Dear Luther College Class of 1953,
Sixty-five years ago, come early June, we marched across campus into Preus Gymnasium to receive Luther diplomas. “New” Main had been dedicated at the beginning of that academic year; its designation has long since been reduced to Main. The campus was modest, but it was ours. It was a launch pad into the lives we have now largely lived, we, the children of the Great Depression and World War II.
Time for some periodization of our lives, with special reference to the college that launched us. Were the 1950s as blissful and carefree as they are now often characterized? It is surely true that we as Americans were less wounded by the horrors of World War II than a lot of other nations and peoples. There was, I suppose, general optimism about the future, with an abundance of opportunities for college graduates. By the 1960s that optimism burst into full bloom in colleges and universities, resulting in rapid growth.
However, as we moved through the 1960s it became clear, especially on college and university campuses, that something was amiss. Racial minorities clamored for equal rights, women wanted to break out of traditional roles, and there was the war that seemed without end and the military draft that shadowed the lives of young men. It was “the best of times and the worst of times” on a college campus. It was a springtime of growth—swelling enrollment and sprouting buildings—but also an autumn of discontent with the status quo.
The decade began with a downer at Luther College: the loss of Preus Gym by fire, after 35 years of service as the multi-purpose center of the college. During the following decade, the 1970s, Luther College struggled toward the completion of a new center, the Center for Faith and Life. It may have been the most controversial project in the college’s history. We didn’t have sufficient funding and there was widespread disagreement, especially on campus, about the priority of the building. However, plans moved on to completion in 1977. And now, after 40 years of use, one can say with confidence that it has been and continues to be a genuine center. It is the face of Luther College to the thousands who enter it each year.
We had one international student in our senior year at Luther. We now have 150, from many nations though primarily from Africa and Asia. A substantial number of students are from American minority groups. And women students have access to most professional opportunities. One hesitates to announce “Mission Accomplished!” for the movements for change in the 1960s, but a lot of barriers have fallen.

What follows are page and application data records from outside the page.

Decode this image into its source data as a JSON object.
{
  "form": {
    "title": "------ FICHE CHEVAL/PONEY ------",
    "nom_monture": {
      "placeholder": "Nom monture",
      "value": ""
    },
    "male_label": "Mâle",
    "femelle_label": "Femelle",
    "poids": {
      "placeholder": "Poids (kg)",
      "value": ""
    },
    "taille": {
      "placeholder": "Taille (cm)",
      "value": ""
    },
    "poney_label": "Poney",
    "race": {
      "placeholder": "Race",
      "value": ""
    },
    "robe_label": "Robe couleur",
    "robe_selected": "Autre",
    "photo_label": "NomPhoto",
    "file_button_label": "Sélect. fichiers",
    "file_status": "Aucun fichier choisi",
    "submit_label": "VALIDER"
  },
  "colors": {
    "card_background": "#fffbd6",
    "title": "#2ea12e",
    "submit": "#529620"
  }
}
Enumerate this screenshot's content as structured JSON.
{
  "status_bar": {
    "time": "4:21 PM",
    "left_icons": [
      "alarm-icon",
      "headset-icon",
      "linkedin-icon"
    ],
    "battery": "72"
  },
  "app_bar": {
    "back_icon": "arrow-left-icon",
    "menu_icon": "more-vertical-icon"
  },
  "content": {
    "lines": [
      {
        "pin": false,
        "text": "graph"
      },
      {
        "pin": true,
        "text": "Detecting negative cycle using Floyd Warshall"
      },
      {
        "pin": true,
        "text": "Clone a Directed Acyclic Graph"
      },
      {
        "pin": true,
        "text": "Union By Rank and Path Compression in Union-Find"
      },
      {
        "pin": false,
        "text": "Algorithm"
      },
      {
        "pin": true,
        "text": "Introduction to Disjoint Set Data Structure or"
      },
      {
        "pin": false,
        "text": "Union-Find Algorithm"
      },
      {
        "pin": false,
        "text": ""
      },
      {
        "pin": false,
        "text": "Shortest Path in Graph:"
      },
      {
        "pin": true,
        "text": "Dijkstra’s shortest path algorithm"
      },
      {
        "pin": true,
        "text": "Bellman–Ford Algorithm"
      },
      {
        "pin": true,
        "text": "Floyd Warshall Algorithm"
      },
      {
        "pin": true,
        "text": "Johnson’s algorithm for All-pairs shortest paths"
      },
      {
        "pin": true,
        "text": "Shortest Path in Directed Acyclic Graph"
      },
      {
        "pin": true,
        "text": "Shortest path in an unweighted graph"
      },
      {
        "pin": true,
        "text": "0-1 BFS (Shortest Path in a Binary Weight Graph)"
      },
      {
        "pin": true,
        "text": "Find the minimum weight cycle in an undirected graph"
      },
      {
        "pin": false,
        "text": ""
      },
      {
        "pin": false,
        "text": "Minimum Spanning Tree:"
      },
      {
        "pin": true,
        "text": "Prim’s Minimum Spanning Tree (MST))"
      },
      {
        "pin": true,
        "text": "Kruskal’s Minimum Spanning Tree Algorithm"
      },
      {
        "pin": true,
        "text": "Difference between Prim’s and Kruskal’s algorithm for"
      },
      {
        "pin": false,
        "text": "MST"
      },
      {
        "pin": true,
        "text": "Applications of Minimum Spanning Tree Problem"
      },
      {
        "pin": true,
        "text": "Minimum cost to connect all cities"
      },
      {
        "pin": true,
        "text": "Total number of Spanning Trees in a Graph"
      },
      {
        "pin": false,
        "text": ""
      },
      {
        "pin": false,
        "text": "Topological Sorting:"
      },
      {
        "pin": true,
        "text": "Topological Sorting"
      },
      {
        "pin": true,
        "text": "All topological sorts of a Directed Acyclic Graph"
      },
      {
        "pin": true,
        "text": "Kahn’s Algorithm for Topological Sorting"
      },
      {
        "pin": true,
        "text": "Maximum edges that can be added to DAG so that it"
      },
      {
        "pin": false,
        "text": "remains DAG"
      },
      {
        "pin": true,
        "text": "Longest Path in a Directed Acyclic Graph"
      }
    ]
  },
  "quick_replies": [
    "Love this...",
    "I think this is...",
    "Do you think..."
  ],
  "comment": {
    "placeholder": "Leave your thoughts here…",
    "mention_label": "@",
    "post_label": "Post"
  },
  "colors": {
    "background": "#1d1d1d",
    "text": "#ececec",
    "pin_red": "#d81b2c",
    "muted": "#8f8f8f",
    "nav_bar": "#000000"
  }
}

Worshippers at First Lutheran Church in Decorah had a WOW moment on Sunday last. While the usual low level conversational murmur hummed along on the main level, suddenly the sounds of eight trumpets announced the beginning of the service from the balcony. One’s immediate instinct was to stand at attention and salute someone. Barring that, hands everywhere sprang up to turn down the volume on hearing aids. Those eight Luther students of the Luther College Trumpet Choir were fabulous. I would like to say awesome, but I have sworn an oath not to use that adjective; it has been used up and is a mere shade of its once proud self. This trumpet choir is scheduled to participate in the National Trumpet Competition in March, in Texas. They were so commandingly precise on Sunday that we were inspired to imitate the crispness of their play in our singing of hymns. Later in the service they played an anthem and the postlude as well. It is the only occasion I can recall when everyone stood at their pews, faced the balcony and listened in silence to the entire postlude.
Five of the trumpeters were women, three men, another sign of the revolution that has occurred in our lifetimes. We used to act as though some musical instruments had gender, especially trumpets. No more. And when the world of opportunity is open to all, we are all the richer for it.
The spring semester is when students provide evidence to a wider public of what they have been working on, whether academic or cocurricular. We have already enjoyed the “Homecoming” concerts of the Symphony Orchestra and the Nordic Choir. Both were excellent. Andrew Last ’97, the new director of Nordic, is clearly a winner. He has good rapport with students and the results are impressive.
The Regents Center is abuzz with activity, the spring sports groups getting ready indoors. The indoor track is available to us all for limited times in order to keep moving. The Fitness Center, with its array of exercise machines, is also available to me, and there, from the balcony level treadmill and stationary cycle I can observe the fitter generation on the main floor lifting weights and preparing for their more strenuous activities. I have perfected the six-minute quarter mile on the treadmill and have pretty much resigned myself to that level of accomplishment. A half hour a day, my doctor ordered. He didn’t say I had to reach a specific goal. The students below look so fit; it is intimidating. But they are exceedingly polite to me; no hint of scorn.
One recent campus development that is especially promising is the Center for Ethics and Public Engagement. A large endowment gift made possible the funding of the center, with a director and support for activities. The current director identifies opportunities to engage in ethical discussions in connection with events on campus, guest lectures as well as programming she plans herself. This experience in the shaping of responsible community will bear fruit in the character of the future communities of our graduates.
We would be pleased to welcome all of you to Homecoming 2018 (October 26-28) to celebrate the anniversary of our commencement, the 65th. You will receive more information on this in due time. In the meantime, please consider directing your gifts to alma mater to the Class of 1953 Scholarship. I am confident that we can eventually reach our goal of a $100,000 endowed scholarship fund.
Wilfred F. Bunge
902 W. Pearl Street
Decorah, IA 52101